▸ **What this task involves**: The entries below are to be repeated verbatim, in full.

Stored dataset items
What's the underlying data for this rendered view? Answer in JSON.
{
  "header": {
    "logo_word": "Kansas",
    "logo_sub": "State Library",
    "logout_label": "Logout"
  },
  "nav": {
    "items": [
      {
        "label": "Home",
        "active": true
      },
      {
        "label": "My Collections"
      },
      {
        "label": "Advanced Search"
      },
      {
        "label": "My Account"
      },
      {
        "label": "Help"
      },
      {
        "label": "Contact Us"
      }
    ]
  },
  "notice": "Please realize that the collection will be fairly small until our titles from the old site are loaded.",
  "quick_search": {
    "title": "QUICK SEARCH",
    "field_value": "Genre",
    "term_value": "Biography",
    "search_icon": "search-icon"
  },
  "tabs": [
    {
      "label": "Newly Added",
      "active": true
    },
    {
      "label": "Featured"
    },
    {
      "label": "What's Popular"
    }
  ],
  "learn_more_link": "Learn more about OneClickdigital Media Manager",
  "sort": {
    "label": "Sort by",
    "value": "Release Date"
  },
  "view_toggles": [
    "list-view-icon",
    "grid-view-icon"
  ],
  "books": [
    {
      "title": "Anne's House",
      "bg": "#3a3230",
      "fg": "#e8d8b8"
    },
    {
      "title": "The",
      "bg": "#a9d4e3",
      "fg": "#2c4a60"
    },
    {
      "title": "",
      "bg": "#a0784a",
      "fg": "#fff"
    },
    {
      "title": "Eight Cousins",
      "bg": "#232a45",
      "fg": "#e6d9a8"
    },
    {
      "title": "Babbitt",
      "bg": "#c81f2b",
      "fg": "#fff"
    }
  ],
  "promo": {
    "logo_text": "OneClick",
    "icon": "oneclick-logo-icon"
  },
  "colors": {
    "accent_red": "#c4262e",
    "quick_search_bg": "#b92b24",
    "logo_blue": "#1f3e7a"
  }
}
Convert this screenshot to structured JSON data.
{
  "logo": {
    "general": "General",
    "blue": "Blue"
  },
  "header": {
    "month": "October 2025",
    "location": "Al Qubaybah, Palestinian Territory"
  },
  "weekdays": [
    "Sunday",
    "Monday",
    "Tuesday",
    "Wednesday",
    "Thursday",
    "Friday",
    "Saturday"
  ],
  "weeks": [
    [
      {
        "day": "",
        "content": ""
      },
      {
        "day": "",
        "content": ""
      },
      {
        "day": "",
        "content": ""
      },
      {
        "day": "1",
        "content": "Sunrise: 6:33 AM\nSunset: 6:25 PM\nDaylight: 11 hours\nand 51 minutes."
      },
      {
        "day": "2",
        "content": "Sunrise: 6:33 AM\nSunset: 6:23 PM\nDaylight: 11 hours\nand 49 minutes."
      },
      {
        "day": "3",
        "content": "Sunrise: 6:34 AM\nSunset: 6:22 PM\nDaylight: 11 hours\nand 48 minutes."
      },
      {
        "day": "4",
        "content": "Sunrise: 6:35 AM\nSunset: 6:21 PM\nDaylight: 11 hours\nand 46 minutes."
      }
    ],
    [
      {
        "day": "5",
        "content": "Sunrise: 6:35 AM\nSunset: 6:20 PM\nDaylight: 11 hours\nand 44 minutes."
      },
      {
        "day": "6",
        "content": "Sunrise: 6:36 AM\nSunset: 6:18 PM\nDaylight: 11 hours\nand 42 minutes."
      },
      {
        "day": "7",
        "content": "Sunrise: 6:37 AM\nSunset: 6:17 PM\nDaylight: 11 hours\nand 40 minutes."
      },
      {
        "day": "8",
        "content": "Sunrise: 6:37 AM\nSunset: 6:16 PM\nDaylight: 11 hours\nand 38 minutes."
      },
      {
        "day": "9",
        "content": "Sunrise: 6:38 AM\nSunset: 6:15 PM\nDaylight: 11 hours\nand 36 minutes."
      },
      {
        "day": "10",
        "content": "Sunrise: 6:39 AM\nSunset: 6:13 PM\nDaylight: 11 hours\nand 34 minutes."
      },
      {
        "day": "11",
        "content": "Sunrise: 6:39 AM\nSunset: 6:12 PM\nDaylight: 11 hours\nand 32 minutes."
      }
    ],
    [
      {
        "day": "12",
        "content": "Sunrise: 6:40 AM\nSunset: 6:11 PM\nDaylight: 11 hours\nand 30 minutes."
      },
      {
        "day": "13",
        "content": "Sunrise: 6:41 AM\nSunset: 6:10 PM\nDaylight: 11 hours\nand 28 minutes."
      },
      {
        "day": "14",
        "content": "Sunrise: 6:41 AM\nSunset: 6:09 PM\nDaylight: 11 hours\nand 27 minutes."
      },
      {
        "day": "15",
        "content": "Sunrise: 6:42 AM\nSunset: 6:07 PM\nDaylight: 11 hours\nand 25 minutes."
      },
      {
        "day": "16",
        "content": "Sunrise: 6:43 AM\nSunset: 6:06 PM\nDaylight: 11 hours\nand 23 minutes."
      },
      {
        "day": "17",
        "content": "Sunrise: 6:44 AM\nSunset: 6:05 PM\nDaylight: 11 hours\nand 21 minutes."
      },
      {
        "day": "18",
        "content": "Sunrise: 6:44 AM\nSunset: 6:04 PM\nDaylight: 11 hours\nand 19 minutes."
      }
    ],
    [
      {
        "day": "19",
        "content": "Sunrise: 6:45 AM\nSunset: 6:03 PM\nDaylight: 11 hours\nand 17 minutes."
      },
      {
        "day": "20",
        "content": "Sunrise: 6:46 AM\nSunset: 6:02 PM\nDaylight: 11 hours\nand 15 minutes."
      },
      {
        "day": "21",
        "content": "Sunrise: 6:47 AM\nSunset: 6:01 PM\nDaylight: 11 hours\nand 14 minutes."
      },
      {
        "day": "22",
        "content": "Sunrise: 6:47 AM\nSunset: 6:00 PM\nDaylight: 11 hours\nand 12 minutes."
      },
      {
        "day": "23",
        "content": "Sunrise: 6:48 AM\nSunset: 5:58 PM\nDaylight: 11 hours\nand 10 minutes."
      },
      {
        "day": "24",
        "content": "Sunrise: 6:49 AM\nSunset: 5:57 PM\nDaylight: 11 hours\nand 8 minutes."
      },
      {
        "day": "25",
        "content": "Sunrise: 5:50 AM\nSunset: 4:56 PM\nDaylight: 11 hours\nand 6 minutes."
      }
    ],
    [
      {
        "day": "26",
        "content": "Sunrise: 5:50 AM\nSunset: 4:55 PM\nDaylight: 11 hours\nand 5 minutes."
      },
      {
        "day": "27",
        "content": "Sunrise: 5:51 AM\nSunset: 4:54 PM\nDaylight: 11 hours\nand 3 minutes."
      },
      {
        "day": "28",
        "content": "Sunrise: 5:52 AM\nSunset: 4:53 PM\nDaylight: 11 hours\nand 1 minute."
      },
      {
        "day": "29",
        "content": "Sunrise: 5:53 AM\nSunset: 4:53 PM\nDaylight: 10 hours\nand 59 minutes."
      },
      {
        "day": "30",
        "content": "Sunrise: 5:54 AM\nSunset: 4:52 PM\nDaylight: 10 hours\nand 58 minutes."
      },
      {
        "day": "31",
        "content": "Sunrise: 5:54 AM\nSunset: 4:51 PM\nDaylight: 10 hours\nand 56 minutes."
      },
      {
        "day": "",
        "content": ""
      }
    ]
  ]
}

▸ **Written answer**:
What's the underlying data for this rendered view? Answer in JSON.
{
  "header": {
    "logo_word": "Kansas",
    "logo_sub": "State Library",
    "logout_label": "Logout"
  },
  "nav": {
    "items": [
      {
        "label": "Home",
        "active": true
      },
      {
        "label": "My Collections"
      },
      {
        "label": "Advanced Search"
      },
      {
        "label": "My Account"
      },
      {
        "label": "Help"
      },
      {
        "label": "Contact Us"
      }
    ]
  },
  "notice": "Please realize that the collection will be fairly small until our titles from the old site are loaded.",
  "quick_search": {
    "title": "QUICK SEARCH",
    "field_value": "Genre",
    "term_value": "Biography",
    "search_icon": "search-icon"
  },
  "tabs": [
    {
      "label": "Newly Added",
      "active": true
    },
    {
      "label": "Featured"
    },
    {
      "label": "What's Popular"
    }
  ],
  "learn_more_link": "Learn more about OneClickdigital Media Manager",
  "sort": {
    "label": "Sort by",
    "value": "Release Date"
  },
  "view_toggles": [
    "list-view-icon",
    "grid-view-icon"
  ],
  "books": [
    {
      "title": "Anne's House",
      "bg": "#3a3230",
      "fg": "#e8d8b8"
    },
    {
      "title": "The",
      "bg": "#a9d4e3",
      "fg": "#2c4a60"
    },
    {
      "title": "",
      "bg": "#a0784a",
      "fg": "#fff"
    },
    {
      "title": "Eight Cousins",
      "bg": "#232a45",
      "fg": "#e6d9a8"
    },
    {
      "title": "Babbitt",
      "bg": "#c81f2b",
      "fg": "#fff"
    }
  ],
  "promo": {
    "logo_text": "OneClick",
    "icon": "oneclick-logo-icon"
  },
  "colors": {
    "accent_red": "#c4262e",
    "quick_search_bg": "#b92b24",
    "logo_blue": "#1f3e7a"
  }
}
Convert this screenshot to structured JSON data.
{
  "logo": {
    "general": "General",
    "blue": "Blue"
  },
  "header": {
    "month": "October 2025",
    "location": "Al Qubaybah, Palestinian Territory"
  },
  "weekdays": [
    "Sunday",
    "Monday",
    "Tuesday",
    "Wednesday",
    "Thursday",
    "Friday",
    "Saturday"
  ],
  "weeks": [
    [
      {
        "day": "",
        "content": ""
      },
      {
        "day": "",
        "content": ""
      },
      {
        "day": "",
        "content": ""
      },
      {
        "day": "1",
        "content": "Sunrise: 6:33 AM\nSunset: 6:25 PM\nDaylight: 11 hours\nand 51 minutes."
      },
      {
        "day": "2",
        "content": "Sunrise: 6:33 AM\nSunset: 6:23 PM\nDaylight: 11 hours\nand 49 minutes."
      },
      {
        "day": "3",
        "content": "Sunrise: 6:34 AM\nSunset: 6:22 PM\nDaylight: 11 hours\nand 48 minutes."
      },
      {
        "day": "4",
        "content": "Sunrise: 6:35 AM\nSunset: 6:21 PM\nDaylight: 11 hours\nand 46 minutes."
      }
    ],
    [
      {
        "day": "5",
        "content": "Sunrise: 6:35 AM\nSunset: 6:20 PM\nDaylight: 11 hours\nand 44 minutes."
      },
      {
        "day": "6",
        "content": "Sunrise: 6:36 AM\nSunset: 6:18 PM\nDaylight: 11 hours\nand 42 minutes."
      },
      {
        "day": "7",
        "content": "Sunrise: 6:37 AM\nSunset: 6:17 PM\nDaylight: 11 hours\nand 40 minutes."
      },
      {
        "day": "8",
        "content": "Sunrise: 6:37 AM\nSunset: 6:16 PM\nDaylight: 11 hours\nand 38 minutes."
      },
      {
        "day": "9",
        "content": "Sunrise: 6:38 AM\nSunset: 6:15 PM\nDaylight: 11 hours\nand 36 minutes."
      },
      {
        "day": "10",
        "content": "Sunrise: 6:39 AM\nSunset: 6:13 PM\nDaylight: 11 hours\nand 34 minutes."
      },
      {
        "day": "11",
        "content": "Sunrise: 6:39 AM\nSunset: 6:12 PM\nDaylight: 11 hours\nand 32 minutes."
      }
    ],
    [
      {
        "day": "12",
        "content": "Sunrise: 6:40 AM\nSunset: 6:11 PM\nDaylight: 11 hours\nand 30 minutes."
      },
      {
        "day": "13",
        "content": "Sunrise: 6:41 AM\nSunset: 6:10 PM\nDaylight: 11 hours\nand 28 minutes."
      },
      {
        "day": "14",
        "content": "Sunrise: 6:41 AM\nSunset: 6:09 PM\nDaylight: 11 hours\nand 27 minutes."
      },
      {
        "day": "15",
        "content": "Sunrise: 6:42 AM\nSunset: 6:07 PM\nDaylight: 11 hours\nand 25 minutes."
      },
      {
        "day": "16",
        "content": "Sunrise: 6:43 AM\nSunset: 6:06 PM\nDaylight: 11 hours\nand 23 minutes."
      },
      {
        "day": "17",
        "content": "Sunrise: 6:44 AM\nSunset: 6:05 PM\nDaylight: 11 hours\nand 21 minutes."
      },
      {
        "day": "18",
        "content": "Sunrise: 6:44 AM\nSunset: 6:04 PM\nDaylight: 11 hours\nand 19 minutes."
      }
    ],
    [
      {
        "day": "19",
        "content": "Sunrise: 6:45 AM\nSunset: 6:03 PM\nDaylight: 11 hours\nand 17 minutes."
      },
      {
        "day": "20",
        "content": "Sunrise: 6:46 AM\nSunset: 6:02 PM\nDaylight: 11 hours\nand 15 minutes."
      },
      {
        "day": "21",
        "content": "Sunrise: 6:47 AM\nSunset: 6:01 PM\nDaylight: 11 hours\nand 14 minutes."
      },
      {
        "day": "22",
        "content": "Sunrise: 6:47 AM\nSunset: 6:00 PM\nDaylight: 11 hours\nand 12 minutes."
      },
      {
        "day": "23",
        "content": "Sunrise: 6:48 AM\nSunset: 5:58 PM\nDaylight: 11 hours\nand 10 minutes."
      },
      {
        "day": "24",
        "content": "Sunrise: 6:49 AM\nSunset: 5:57 PM\nDaylight: 11 hours\nand 8 minutes."
      },
      {
        "day": "25",
        "content": "Sunrise: 5:50 AM\nSunset: 4:56 PM\nDaylight: 11 hours\nand 6 minutes."
      }
    ],
    [
      {
        "day": "26",
        "content": "Sunrise: 5:50 AM\nSunset: 4:55 PM\nDaylight: 11 hours\nand 5 minutes."
      },
      {
        "day": "27",
        "content": "Sunrise: 5:51 AM\nSunset: 4:54 PM\nDaylight: 11 hours\nand 3 minutes."
      },
      {
        "day": "28",
        "content": "Sunrise: 5:52 AM\nSunset: 4:53 PM\nDaylight: 11 hours\nand 1 minute."
      },
      {
        "day": "29",
        "content": "Sunrise: 5:53 AM\nSunset: 4:53 PM\nDaylight: 10 hours\nand 59 minutes."
      },
      {
        "day": "30",
        "content": "Sunrise: 5:54 AM\nSunset: 4:52 PM\nDaylight: 10 hours\nand 58 minutes."
      },
      {
        "day": "31",
        "content": "Sunrise: 5:54 AM\nSunset: 4:51 PM\nDaylight: 10 hours\nand 56 minutes."
      },
      {
        "day": "",
        "content": ""
      }
    ]
  ]
}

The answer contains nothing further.